There are many ways that a computer can be attacked. Most are referred to under the general term “malware,” but there are distinct differences in the types of malware that can infect a system.
A virus is one type, ransomware is another, and yet another that’s dangerous to get is a worm. When planning your cybersecurity strategy it’s important to know about the different types of malware so you can properly defend against them.
A worm is a type of malware that’s designed to create and spread copies of itself from one computer to another. It takes advantage of vulnerabilities in software and other security weaknesses. Once a PC is infected with a worm, that host computer scans network connections for any other PCs it can infect.
Once it infects another computer on a network, it then does the same on that computer – scanning and infecting as many devices as possible.
Characteristics of Worm Malware
Worms Don’t Need to Be Attached to a Software Program
Worms can replicate themselves without needing a host software program. They use a recursive method to replicate themselves rapidly.
Recursive defined: “of, relating to, or constituting a procedure that can repeat itself indefinitely.”
Once the worm is inside a system, no human intervention is needed for the worm to quickly infect multiple devices on a network.
The Network Is Impacted
Some forms of malware only harm the computer infected. With a worm, the network will also sustain some type of harm because it’s the main conduit for the worm to spread and grow.
For example, if infected with a worm, you may notice strange excess bandwidth consumption.
How Do You Get a Worm?
Worms are introduced into a computer and network the same way that viruses and malware are introduced. This includes:
- Through phishing email with a link to a malicious site
- Opening a suspicious file attachment
- Though SMS or direct message
What Can a Worm Do?
Some worms are simply designed to replicate and spread throughout a network. The main purpose is to cause network congestion and slow devices down as resources are used by the worm to replicate itself over and over again.
Worms can also be used to install a back door in a system that a hacker can use to steal data or gain control over a PC without the owner’s knowledge.
Modifying and deleting files is another thing that a worm can be programmed to do. This, coupled with its ability to replicate rapidly, can have files throughout a company wiped out in record time.
Examples of Famous Worm Attacks
One of the most famous worm attacks is the ILOVEYOU worm, also known as the “Love Bug.” This worm infected over 10 million Windows PCs beginning May 5, 2000.
The malware spread through email, using a malicious file attachment which was one common to the Windows file system (.vbs). ILOVEYOU damaged the infected PCs by overwriting random file types, such as Office files, images, and audio files. It then accessed the user’s Windows Address Book in Outlook to send itself to other people.

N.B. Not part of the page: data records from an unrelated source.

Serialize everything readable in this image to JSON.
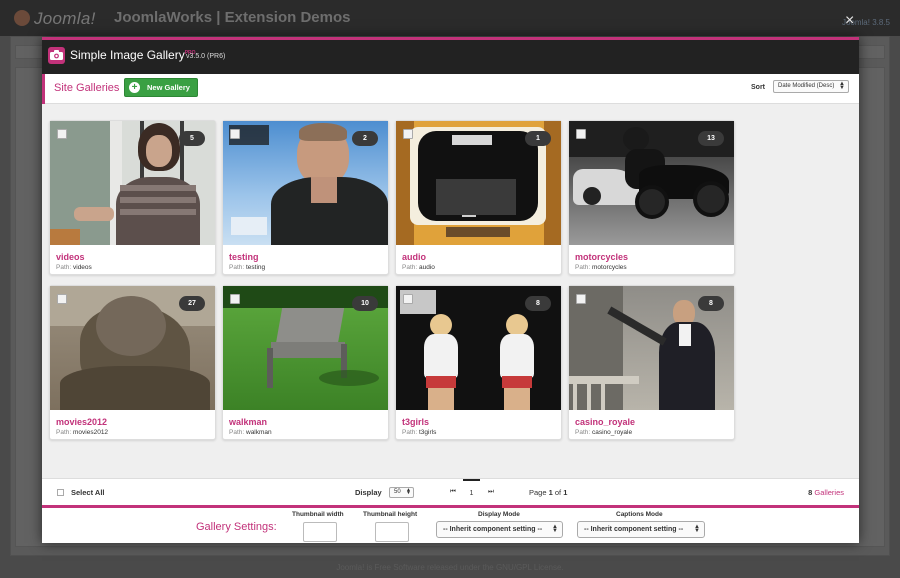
{
  "backdrop": {
    "brand": "Joomla!",
    "site_title": "JoomlaWorks | Extension Demos",
    "version": "Joomla! 3.8.5",
    "footer": "Joomla! is Free Software released under the GNU/GPL License."
  },
  "modal": {
    "close_icon": "×",
    "app_title": "Simple Image Gallery",
    "app_edition": "PRO",
    "app_version": "v3.5.0 (PR6)",
    "section_title": "Site Galleries",
    "new_gallery_label": "New Gallery",
    "sort_label": "Sort",
    "sort_value": "Date Modified (Desc)",
    "path_label": "Path:",
    "galleries": [
      {
        "title": "videos",
        "path": "videos",
        "count": "5"
      },
      {
        "title": "testing",
        "path": "testing",
        "count": "2"
      },
      {
        "title": "audio",
        "path": "audio",
        "count": "1"
      },
      {
        "title": "motorcycles",
        "path": "motorcycles",
        "count": "13"
      },
      {
        "title": "movies2012",
        "path": "movies2012",
        "count": "27"
      },
      {
        "title": "walkman",
        "path": "walkman",
        "count": "10"
      },
      {
        "title": "t3girls",
        "path": "t3girls",
        "count": "8"
      },
      {
        "title": "casino_royale",
        "path": "casino_royale",
        "count": "8"
      }
    ],
    "footer": {
      "select_all_label": "Select All",
      "display_label": "Display",
      "display_value": "50",
      "first_page_icon": "⏮",
      "current_page": "1",
      "last_page_icon": "⏭",
      "page_word": "Page",
      "page_current": "1",
      "page_of": "of",
      "page_total": "1",
      "galleries_total": "8",
      "galleries_word": "Galleries"
    },
    "settings": {
      "title": "Gallery Settings:",
      "thumb_width_label": "Thumbnail width",
      "thumb_height_label": "Thumbnail height",
      "display_mode_label": "Display Mode",
      "display_mode_value": "-- Inherit component setting --",
      "captions_mode_label": "Captions Mode",
      "captions_mode_value": "-- Inherit component setting --"
    }
  },
  "colors": {
    "accent": "#c2327a",
    "new_gallery_button": "#3aa043",
    "modal_header": "#222222"
  },
  "icons": {
    "app": "camera-icon",
    "new_gallery": "plus-circle-icon",
    "close": "close-icon",
    "pagination_first": "first-page-icon",
    "pagination_last": "last-page-icon",
    "select_arrows": "select-arrows-icon"
  }
}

SQL Slammer was another famous worm, first causing major network traffic spikes in January of 2003. It caused Continental Airlines to cancel flights due to its servers being inaccessible and caused similar network problems for Microsoft and Bank of America, whose ATMs were largely put out of commission for a time during the attack.
How Do I Know If My Computer Has a Worm?
New or Missing Files
One of the functions of a worm can be to delete files and to create new and infected files.
So, if you notice files suddenly disappearing from your PC or see files that you never created yourself, this could be an indication of worm infection and it should be checked out immediately.
Hard Drive Space Being Consumed
Because worms replicate themselves multiple times, they take up hard drive space on a computer. If you notice your storage space being consumed and you haven’t been doing anything to cause it yourself, this could point to worm infection.
Slow Computer Speed
Many things can cause a computer to slow down, and one of these is a worm. If you see a sudden issue with programs crashing or your computer freezing up when it shouldn’t be, it could be a worm that’s using up all your processing power.
Network Slowdowns & Problems
Worms use a computer network as a superhighway to travel to other devices and continue replicating themselves. You can imagine how a network would become congested if you had two, then five, then ten computers at your office all trying to seek out other devices connected to a network at the same time.
If you are experiencing issues connecting to an on-premises server or widespread network outages or slowdowns, it could be a worm causing this.
Get Help Removing Worms & Other Malware
Neuron Computers can help your San Fernando Valley area business with expert worm and malware removal. We’ll also put protections in place to help keep your system clean of future infections.
Contact us today to schedule a free consultation. Call 1-818-925-2120 or reach us online.